◆ **Work item**
Copy out the records again. Change nothing.
*** Data provided ***
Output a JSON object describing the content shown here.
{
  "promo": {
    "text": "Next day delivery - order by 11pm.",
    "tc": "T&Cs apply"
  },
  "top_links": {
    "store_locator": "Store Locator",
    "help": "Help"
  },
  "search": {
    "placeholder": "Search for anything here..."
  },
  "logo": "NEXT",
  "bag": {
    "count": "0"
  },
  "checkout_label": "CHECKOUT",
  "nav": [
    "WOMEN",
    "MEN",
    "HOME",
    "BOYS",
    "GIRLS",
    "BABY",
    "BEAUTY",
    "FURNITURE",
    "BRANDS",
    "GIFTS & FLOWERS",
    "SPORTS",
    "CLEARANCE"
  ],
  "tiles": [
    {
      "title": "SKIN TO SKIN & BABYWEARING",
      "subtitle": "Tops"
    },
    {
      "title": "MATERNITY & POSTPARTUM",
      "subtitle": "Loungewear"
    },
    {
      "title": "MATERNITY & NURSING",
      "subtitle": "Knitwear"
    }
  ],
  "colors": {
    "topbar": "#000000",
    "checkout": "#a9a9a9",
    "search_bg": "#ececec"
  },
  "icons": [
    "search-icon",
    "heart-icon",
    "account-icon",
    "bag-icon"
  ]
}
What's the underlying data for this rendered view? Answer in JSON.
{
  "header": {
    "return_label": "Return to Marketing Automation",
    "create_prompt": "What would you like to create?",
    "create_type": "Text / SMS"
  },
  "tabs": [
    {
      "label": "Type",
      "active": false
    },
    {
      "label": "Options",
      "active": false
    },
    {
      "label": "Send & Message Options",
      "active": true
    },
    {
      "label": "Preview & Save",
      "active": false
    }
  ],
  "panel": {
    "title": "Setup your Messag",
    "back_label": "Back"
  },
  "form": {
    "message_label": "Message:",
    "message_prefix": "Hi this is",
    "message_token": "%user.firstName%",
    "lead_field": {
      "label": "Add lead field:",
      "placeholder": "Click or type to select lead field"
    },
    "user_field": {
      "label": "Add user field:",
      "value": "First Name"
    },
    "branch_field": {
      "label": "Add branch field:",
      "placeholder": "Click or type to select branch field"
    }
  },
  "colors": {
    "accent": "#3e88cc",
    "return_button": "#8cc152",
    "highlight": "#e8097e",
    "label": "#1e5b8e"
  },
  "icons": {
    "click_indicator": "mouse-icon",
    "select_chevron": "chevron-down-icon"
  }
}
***
◆ **Result of this task**
Output a JSON object describing the content shown here.
{
  "promo": {
    "text": "Next day delivery - order by 11pm.",
    "tc": "T&Cs apply"
  },
  "top_links": {
    "store_locator": "Store Locator",
    "help": "Help"
  },
  "search": {
    "placeholder": "Search for anything here..."
  },
  "logo": "NEXT",
  "bag": {
    "count": "0"
  },
  "checkout_label": "CHECKOUT",
  "nav": [
    "WOMEN",
    "MEN",
    "HOME",
    "BOYS",
    "GIRLS",
    "BABY",
    "BEAUTY",
    "FURNITURE",
    "BRANDS",
    "GIFTS & FLOWERS",
    "SPORTS",
    "CLEARANCE"
  ],
  "tiles": [
    {
      "title": "SKIN TO SKIN & BABYWEARING",
      "subtitle": "Tops"
    },
    {
      "title": "MATERNITY & POSTPARTUM",
      "subtitle": "Loungewear"
    },
    {
      "title": "MATERNITY & NURSING",
      "subtitle": "Knitwear"
    }
  ],
  "colors": {
    "topbar": "#000000",
    "checkout": "#a9a9a9",
    "search_bg": "#ececec"
  },
  "icons": [
    "search-icon",
    "heart-icon",
    "account-icon",
    "bag-icon"
  ]
}
What's the underlying data for this rendered view? Answer in JSON.
{
  "header": {
    "return_label": "Return to Marketing Automation",
    "create_prompt": "What would you like to create?",
    "create_type": "Text / SMS"
  },
  "tabs": [
    {
      "label": "Type",
      "active": false
    },
    {
      "label": "Options",
      "active": false
    },
    {
      "label": "Send & Message Options",
      "active": true
    },
    {
      "label": "Preview & Save",
      "active": false
    }
  ],
  "panel": {
    "title": "Setup your Messag",
    "back_label": "Back"
  },
  "form": {
    "message_label": "Message:",
    "message_prefix": "Hi this is",
    "message_token": "%user.firstName%",
    "lead_field": {
      "label": "Add lead field:",
      "placeholder": "Click or type to select lead field"
    },
    "user_field": {
      "label": "Add user field:",
      "value": "First Name"
    },
    "branch_field": {
      "label": "Add branch field:",
      "placeholder": "Click or type to select branch field"
    }
  },
  "colors": {
    "accent": "#3e88cc",
    "return_button": "#8cc152",
    "highlight": "#e8097e",
    "label": "#1e5b8e"
  },
  "icons": {
    "click_indicator": "mouse-icon",
    "select_chevron": "chevron-down-icon"
  }
}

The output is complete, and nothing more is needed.